● What you are asked to do
Every line below that holds the string "Reliability" must be copied.

□ □ □ □

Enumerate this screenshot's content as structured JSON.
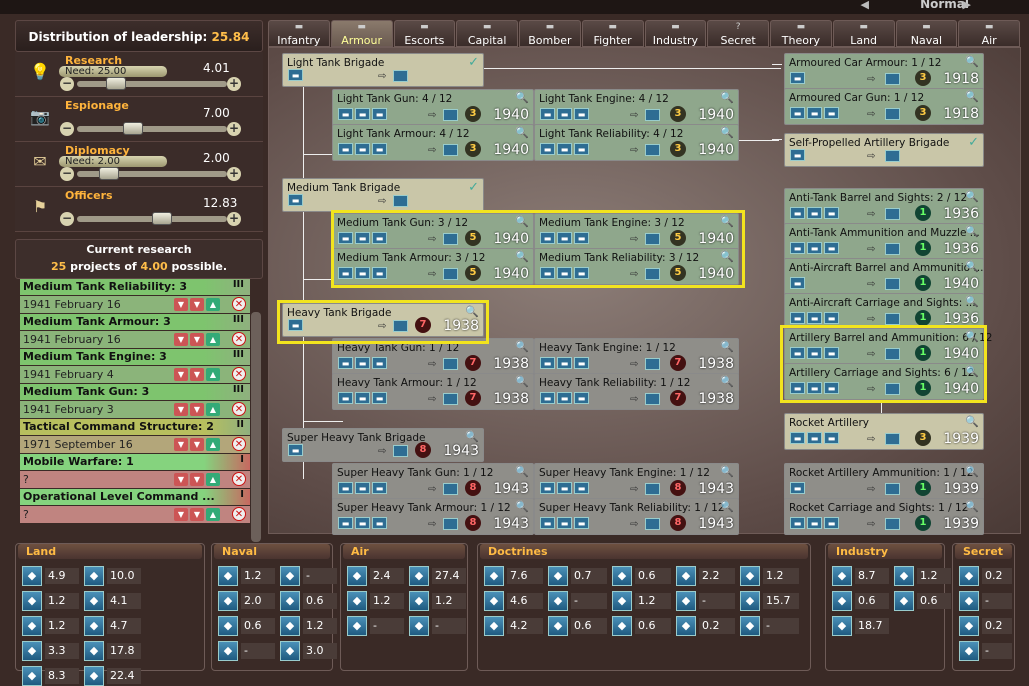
{
  "topbar": {
    "difficulty": "Normal"
  },
  "leadership": {
    "label": "Distribution of leadership:",
    "value": "25.84"
  },
  "allocations": [
    {
      "name": "Research",
      "need": "Need: 25.00",
      "value": "4.01",
      "icon": "bulb-icon",
      "glyph": "💡",
      "level": 0.22
    },
    {
      "name": "Espionage",
      "need": "",
      "value": "7.00",
      "icon": "camera-icon",
      "glyph": "📷",
      "level": 0.35
    },
    {
      "name": "Diplomacy",
      "need": "Need: 2.00",
      "value": "2.00",
      "icon": "envelope-icon",
      "glyph": "✉",
      "level": 0.17
    },
    {
      "name": "Officers",
      "need": "",
      "value": "12.83",
      "icon": "flag-icon",
      "glyph": "⚑",
      "level": 0.58
    }
  ],
  "current_research": {
    "title": "Current research",
    "count": "25",
    "mid": " projects of ",
    "possible": "4.00",
    "tail": " possible."
  },
  "queue": [
    {
      "name": "Medium Tank Reliability: 3",
      "date": "1941 February 16",
      "rank": "III",
      "color": "#7ec46e",
      "datecol": "#8bb47a"
    },
    {
      "name": "Medium Tank Armour: 3",
      "date": "1941 February 16",
      "rank": "III",
      "color": "#7ec46e",
      "datecol": "#8bb47a"
    },
    {
      "name": "Medium Tank Engine: 3",
      "date": "1941 February 4",
      "rank": "III",
      "color": "#7ec46e",
      "datecol": "#8bb47a"
    },
    {
      "name": "Medium Tank Gun: 3",
      "date": "1941 February 3",
      "rank": "III",
      "color": "#7ec46e",
      "datecol": "#8bb47a"
    },
    {
      "name": "Tactical Command Structure: 2",
      "date": "1971 September 16",
      "rank": "II",
      "color": "#b8bf5e",
      "datecol": "#b3a67a"
    },
    {
      "name": "Mobile Warfare: 1",
      "date": "?",
      "rank": "I",
      "color": "#85d37e",
      "datecol": "#c08480"
    },
    {
      "name": "Operational Level Command ...",
      "date": "?",
      "rank": "I",
      "color": "#85d37e",
      "datecol": "#c08480"
    }
  ],
  "tabs": [
    {
      "label": "Infantry",
      "icon": "infantry-icon"
    },
    {
      "label": "Armour",
      "icon": "tank-icon"
    },
    {
      "label": "Escorts",
      "icon": "escort-ship-icon"
    },
    {
      "label": "Capital",
      "icon": "capital-ship-icon"
    },
    {
      "label": "Bomber",
      "icon": "bomber-icon"
    },
    {
      "label": "Fighter",
      "icon": "fighter-icon"
    },
    {
      "label": "Industry",
      "icon": "factory-icon"
    },
    {
      "label": "Secret",
      "icon": "question-icon",
      "glyph": "?"
    },
    {
      "label": "Theory",
      "icon": "book-icon"
    },
    {
      "label": "Land",
      "icon": "land-doctrine-icon"
    },
    {
      "label": "Naval",
      "icon": "naval-doctrine-icon"
    },
    {
      "label": "Air",
      "icon": "air-doctrine-icon"
    }
  ],
  "tech": [
    {
      "title": "Light Tank Brigade",
      "num": "",
      "year": "",
      "state": "done"
    },
    {
      "title": "Light Tank Gun: 4 / 12",
      "num": "3",
      "year": "1940",
      "state": "green"
    },
    {
      "title": "Light Tank Engine: 4 / 12",
      "num": "3",
      "year": "1940",
      "state": "green"
    },
    {
      "title": "Light Tank Armour: 4 / 12",
      "num": "3",
      "year": "1940",
      "state": "green"
    },
    {
      "title": "Light Tank Reliability: 4 / 12",
      "num": "3",
      "year": "1940",
      "state": "green"
    },
    {
      "title": "Medium Tank Brigade",
      "num": "",
      "year": "",
      "state": "done"
    },
    {
      "title": "Medium Tank Gun: 3 / 12",
      "num": "5",
      "year": "1940",
      "state": "green"
    },
    {
      "title": "Medium Tank Engine: 3 / 12",
      "num": "5",
      "year": "1940",
      "state": "green"
    },
    {
      "title": "Medium Tank Armour: 3 / 12",
      "num": "5",
      "year": "1940",
      "state": "green"
    },
    {
      "title": "Medium Tank Reliability: 3 / 12",
      "num": "5",
      "year": "1940",
      "state": "green"
    },
    {
      "title": "Heavy Tank Brigade",
      "num": "7",
      "year": "1938",
      "state": "done"
    },
    {
      "title": "Heavy Tank Gun: 1 / 12",
      "num": "7",
      "year": "1938",
      "state": "grey"
    },
    {
      "title": "Heavy Tank Engine: 1 / 12",
      "num": "7",
      "year": "1938",
      "state": "grey"
    },
    {
      "title": "Heavy Tank Armour: 1 / 12",
      "num": "7",
      "year": "1938",
      "state": "grey"
    },
    {
      "title": "Heavy Tank Reliability: 1 / 12",
      "num": "7",
      "year": "1938",
      "state": "grey"
    },
    {
      "title": "Super Heavy Tank Brigade",
      "num": "8",
      "year": "1943",
      "state": "grey"
    },
    {
      "title": "Super Heavy Tank Gun: 1 / 12",
      "num": "8",
      "year": "1943",
      "state": "grey"
    },
    {
      "title": "Super Heavy Tank Engine: 1 / 12",
      "num": "8",
      "year": "1943",
      "state": "grey"
    },
    {
      "title": "Super Heavy Tank Armour: 1 / 12",
      "num": "8",
      "year": "1943",
      "state": "grey"
    },
    {
      "title": "Super Heavy Tank Reliability: 1 / 12",
      "num": "8",
      "year": "1943",
      "state": "grey"
    },
    {
      "title": "Armoured Car Armour: 1 / 12",
      "num": "3",
      "year": "1918",
      "state": "green"
    },
    {
      "title": "Armoured Car Gun: 1 / 12",
      "num": "3",
      "year": "1918",
      "state": "green"
    },
    {
      "title": "Self-Propelled Artillery Brigade",
      "num": "",
      "year": "",
      "state": "done"
    },
    {
      "title": "Anti-Tank Barrel and Sights: 2 / 12",
      "num": "1",
      "year": "1936",
      "state": "green"
    },
    {
      "title": "Anti-Tank Ammunition and Muzzle ...",
      "num": "1",
      "year": "1936",
      "state": "green"
    },
    {
      "title": "Anti-Aircraft Barrel and Ammunitio ...",
      "num": "1",
      "year": "1940",
      "state": "green"
    },
    {
      "title": "Anti-Aircraft Carriage and Sights: ...",
      "num": "1",
      "year": "1936",
      "state": "green"
    },
    {
      "title": "Artillery Barrel and Ammunition: 6 / 12",
      "num": "1",
      "year": "1940",
      "state": "green"
    },
    {
      "title": "Artillery Carriage and Sights: 6 / 12",
      "num": "1",
      "year": "1940",
      "state": "green"
    },
    {
      "title": "Rocket Artillery",
      "num": "3",
      "year": "1939",
      "state": "done"
    },
    {
      "title": "Rocket Artillery Ammunition: 1 / 12",
      "num": "1",
      "year": "1939",
      "state": "grey"
    },
    {
      "title": "Rocket Carriage and Sights: 1 / 12",
      "num": "1",
      "year": "1939",
      "state": "grey"
    }
  ],
  "bottom": {
    "land": {
      "title": "Land",
      "stats": [
        "4.9",
        "10.0",
        "1.2",
        "4.1",
        "1.2",
        "4.7",
        "3.3",
        "17.8",
        "8.3",
        "22.4"
      ]
    },
    "naval": {
      "title": "Naval",
      "stats": [
        "1.2",
        "-",
        "2.0",
        "0.6",
        "0.6",
        "1.2",
        "-",
        "3.0"
      ]
    },
    "air": {
      "title": "Air",
      "stats": [
        "2.4",
        "27.4",
        "1.2",
        "1.2",
        "-",
        "-"
      ]
    },
    "doctrines": {
      "title": "Doctrines",
      "stats": [
        "7.6",
        "0.7",
        "0.6",
        "2.2",
        "1.2",
        "4.6",
        "-",
        "1.2",
        "-",
        "15.7",
        "4.2",
        "0.6",
        "0.6",
        "0.2",
        "-"
      ]
    },
    "industry": {
      "title": "Industry",
      "stats": [
        "8.7",
        "1.2",
        "0.6",
        "0.6",
        "18.7"
      ]
    },
    "secret": {
      "title": "Secret",
      "stats": [
        "0.2",
        "-",
        "0.2",
        "-"
      ]
    }
  }
}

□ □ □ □

● Solution to this task
      "name": "Medium Tank Reliability: 3",
      "title": "Light Tank Reliability: 4 / 12",
      "title": "Medium Tank Reliability: 3 / 12",
      "title": "Heavy Tank Reliability: 1 / 12",
      "title": "Super Heavy Tank Reliability: 1 / 12",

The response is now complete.